Follow my blog by Email

Friday, June 07, 2013

The Many Faces of Georgia O'Keeffe

Anyone who knows me knows I have a thing about religious architecture, so it is no surprise that Church Steeple was one of the works that particularly rang my chimes (pardon the pun) as I mosied through the current exhibit at the Georgia O'Keeffe Museum in Santa Fe:  Georgia O'Keeffe in New Mexico: Architecture, Katsinam, and the Land (through September 11, 2013; then at the Heard Museum in Phoenix, AZ, September 27, 2013 – January 12, 2014).

O'Keeffe's flower images are probably her best-known paintings, but even for those who have a deeper familiarity with her body of work, this show holds some surprises. 


Georgia O'Keeffe (1887-1986) made Northern New Mexico her home for almost 40 years after the death in 1949 of Alfred Stieglitz ... her husband, renowned photographer, and America’s first advocate of modernism in art.  


“When I got to New Mexico [it] was mine", O'Keeffe one said. "As soon as I saw it that was my country. I’d never seen anything like it before, but it fitted to me exactly. It’s something that’s in the air ... The sky is different, the wind is different. I shouldn’t say too much about it because other people may be interested and I don’t want them interested.”

This exhibit illuminates the fact that Northern New Mexico inspired O'Keeffe to paint an extraordinary diversity of subjects including architecture, landscape, and religious arts of the region. Numerous works portraying the churches, crosses, folk art, and representations of Katsinam (carved and painted representations of Hopi and Pueblo spirit beings, often known as katchinas) are in the show, as well as her beloved desert, with its stunning geological formations, that spread out from her doorstep. One awesome landscape is called "My Backyard".


The show includes drawings and paintings of the architecture, landscape, and cultural objects that fascinated O’Keeffe and became part of her artistic practice as she explored a new environment and experimented with new colors, forms, and compositional strategies.
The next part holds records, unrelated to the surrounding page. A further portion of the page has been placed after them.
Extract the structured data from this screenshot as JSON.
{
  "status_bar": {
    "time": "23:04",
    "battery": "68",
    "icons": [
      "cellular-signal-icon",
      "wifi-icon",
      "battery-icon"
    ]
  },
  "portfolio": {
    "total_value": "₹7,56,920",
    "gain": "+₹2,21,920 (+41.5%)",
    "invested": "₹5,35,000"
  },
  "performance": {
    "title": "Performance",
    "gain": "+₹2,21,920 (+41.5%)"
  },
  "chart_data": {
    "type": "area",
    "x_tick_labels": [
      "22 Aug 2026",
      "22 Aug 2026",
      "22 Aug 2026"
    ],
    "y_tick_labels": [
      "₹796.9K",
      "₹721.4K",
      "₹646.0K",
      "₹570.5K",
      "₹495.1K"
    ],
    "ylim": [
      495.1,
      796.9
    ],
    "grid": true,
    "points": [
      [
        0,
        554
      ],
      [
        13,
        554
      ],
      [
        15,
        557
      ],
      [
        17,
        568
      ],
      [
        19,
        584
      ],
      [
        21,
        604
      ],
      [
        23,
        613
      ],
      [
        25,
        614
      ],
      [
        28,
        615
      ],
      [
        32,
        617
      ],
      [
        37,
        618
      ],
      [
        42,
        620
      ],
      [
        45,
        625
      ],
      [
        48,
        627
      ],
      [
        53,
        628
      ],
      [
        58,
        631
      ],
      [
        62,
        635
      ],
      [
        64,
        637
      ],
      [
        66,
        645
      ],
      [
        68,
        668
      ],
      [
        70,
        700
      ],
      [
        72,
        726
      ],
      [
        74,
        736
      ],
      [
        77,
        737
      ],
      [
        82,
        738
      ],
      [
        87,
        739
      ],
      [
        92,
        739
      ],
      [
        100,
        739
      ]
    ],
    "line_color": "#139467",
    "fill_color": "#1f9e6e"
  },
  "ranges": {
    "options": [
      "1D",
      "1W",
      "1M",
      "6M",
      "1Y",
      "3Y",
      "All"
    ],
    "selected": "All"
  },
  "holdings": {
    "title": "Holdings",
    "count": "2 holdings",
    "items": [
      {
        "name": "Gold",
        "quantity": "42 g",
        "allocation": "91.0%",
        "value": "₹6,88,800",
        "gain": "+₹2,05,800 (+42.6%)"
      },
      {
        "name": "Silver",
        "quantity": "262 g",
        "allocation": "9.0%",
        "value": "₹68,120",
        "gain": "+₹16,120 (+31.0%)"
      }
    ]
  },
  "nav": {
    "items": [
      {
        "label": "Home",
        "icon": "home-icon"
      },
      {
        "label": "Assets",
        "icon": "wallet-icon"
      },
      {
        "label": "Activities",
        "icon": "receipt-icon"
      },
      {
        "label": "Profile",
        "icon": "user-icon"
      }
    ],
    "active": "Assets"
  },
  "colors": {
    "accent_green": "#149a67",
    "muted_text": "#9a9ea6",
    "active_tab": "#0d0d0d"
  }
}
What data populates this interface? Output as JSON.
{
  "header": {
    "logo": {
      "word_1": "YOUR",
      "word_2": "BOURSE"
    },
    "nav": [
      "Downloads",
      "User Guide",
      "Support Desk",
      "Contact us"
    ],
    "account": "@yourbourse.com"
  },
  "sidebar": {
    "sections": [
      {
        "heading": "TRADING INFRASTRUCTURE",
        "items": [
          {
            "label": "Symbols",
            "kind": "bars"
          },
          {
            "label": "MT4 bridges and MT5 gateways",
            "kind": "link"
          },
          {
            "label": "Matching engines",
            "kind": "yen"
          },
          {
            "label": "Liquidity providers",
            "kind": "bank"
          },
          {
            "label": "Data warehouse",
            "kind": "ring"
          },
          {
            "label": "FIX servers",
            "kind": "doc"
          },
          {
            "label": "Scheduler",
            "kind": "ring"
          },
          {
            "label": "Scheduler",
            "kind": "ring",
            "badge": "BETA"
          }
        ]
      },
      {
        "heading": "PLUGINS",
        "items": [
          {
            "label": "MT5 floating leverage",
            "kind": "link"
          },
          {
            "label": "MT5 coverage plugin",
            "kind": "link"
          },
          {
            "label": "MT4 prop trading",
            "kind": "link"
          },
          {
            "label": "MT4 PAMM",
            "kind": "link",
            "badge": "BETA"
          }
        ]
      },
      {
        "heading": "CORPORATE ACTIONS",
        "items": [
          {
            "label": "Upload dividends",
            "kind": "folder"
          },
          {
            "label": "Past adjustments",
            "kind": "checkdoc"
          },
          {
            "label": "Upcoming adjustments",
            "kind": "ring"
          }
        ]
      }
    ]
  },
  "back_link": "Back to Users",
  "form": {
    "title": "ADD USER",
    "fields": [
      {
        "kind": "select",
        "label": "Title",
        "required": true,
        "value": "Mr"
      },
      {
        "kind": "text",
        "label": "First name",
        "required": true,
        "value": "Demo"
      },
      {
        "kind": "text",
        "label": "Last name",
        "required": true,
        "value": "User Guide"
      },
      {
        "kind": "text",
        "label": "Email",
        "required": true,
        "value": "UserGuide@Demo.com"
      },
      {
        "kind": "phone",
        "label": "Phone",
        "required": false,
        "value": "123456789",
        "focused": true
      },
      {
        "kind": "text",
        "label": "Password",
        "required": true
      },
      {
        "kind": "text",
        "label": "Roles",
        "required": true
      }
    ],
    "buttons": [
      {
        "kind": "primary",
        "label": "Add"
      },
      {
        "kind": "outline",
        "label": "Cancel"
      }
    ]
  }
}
And a really special part of the show is the room filled with photographs of Georgia O'Keeffe herself, protraits young and old, in her studio, in her kitchen, in her garden.

 

But wait ... she saw canyons even in Manhattan!